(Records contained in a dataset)
————————

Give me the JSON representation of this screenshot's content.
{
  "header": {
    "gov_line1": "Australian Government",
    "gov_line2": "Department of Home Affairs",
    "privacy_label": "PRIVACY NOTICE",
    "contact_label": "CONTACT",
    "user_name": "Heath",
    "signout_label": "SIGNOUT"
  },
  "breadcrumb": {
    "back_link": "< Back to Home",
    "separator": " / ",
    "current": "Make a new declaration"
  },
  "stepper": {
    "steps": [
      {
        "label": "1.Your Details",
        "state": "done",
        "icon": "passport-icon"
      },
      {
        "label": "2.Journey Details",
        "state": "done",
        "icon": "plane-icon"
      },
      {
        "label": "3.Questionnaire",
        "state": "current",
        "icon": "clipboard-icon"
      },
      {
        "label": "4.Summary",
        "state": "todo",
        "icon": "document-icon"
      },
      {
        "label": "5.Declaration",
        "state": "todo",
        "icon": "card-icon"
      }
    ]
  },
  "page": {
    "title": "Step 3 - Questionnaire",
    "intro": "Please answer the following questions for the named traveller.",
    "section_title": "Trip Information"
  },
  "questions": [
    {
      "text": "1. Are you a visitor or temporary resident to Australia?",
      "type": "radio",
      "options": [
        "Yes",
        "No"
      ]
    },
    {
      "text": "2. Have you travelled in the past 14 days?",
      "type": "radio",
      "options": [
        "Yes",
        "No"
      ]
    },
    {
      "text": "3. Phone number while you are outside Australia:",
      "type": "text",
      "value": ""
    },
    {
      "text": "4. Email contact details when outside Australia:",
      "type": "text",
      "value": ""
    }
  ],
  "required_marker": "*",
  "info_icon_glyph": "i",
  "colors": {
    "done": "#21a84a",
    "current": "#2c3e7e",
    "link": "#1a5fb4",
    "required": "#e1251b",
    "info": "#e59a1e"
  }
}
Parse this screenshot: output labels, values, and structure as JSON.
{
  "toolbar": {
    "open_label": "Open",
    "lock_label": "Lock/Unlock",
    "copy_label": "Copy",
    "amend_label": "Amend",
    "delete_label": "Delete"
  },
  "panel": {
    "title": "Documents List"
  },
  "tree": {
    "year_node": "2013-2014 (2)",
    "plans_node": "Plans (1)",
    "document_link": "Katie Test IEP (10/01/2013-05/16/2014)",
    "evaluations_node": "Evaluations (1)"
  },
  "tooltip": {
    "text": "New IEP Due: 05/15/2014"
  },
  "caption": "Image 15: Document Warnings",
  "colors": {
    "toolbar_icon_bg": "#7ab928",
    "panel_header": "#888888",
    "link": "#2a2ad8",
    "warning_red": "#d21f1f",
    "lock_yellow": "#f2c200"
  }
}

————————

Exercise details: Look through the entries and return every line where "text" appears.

Answer box:
      "text": "1. Are you a visitor or temporary resident to Australia?",
      "text": "2. Have you travelled in the past 14 days?",
      "text": "3. Phone number while you are outside Australia:",
      "type": "text",
      "text": "4. Email contact details when outside Australia:",
      "type": "text",
    "text": "New IEP Due: 05/15/2014"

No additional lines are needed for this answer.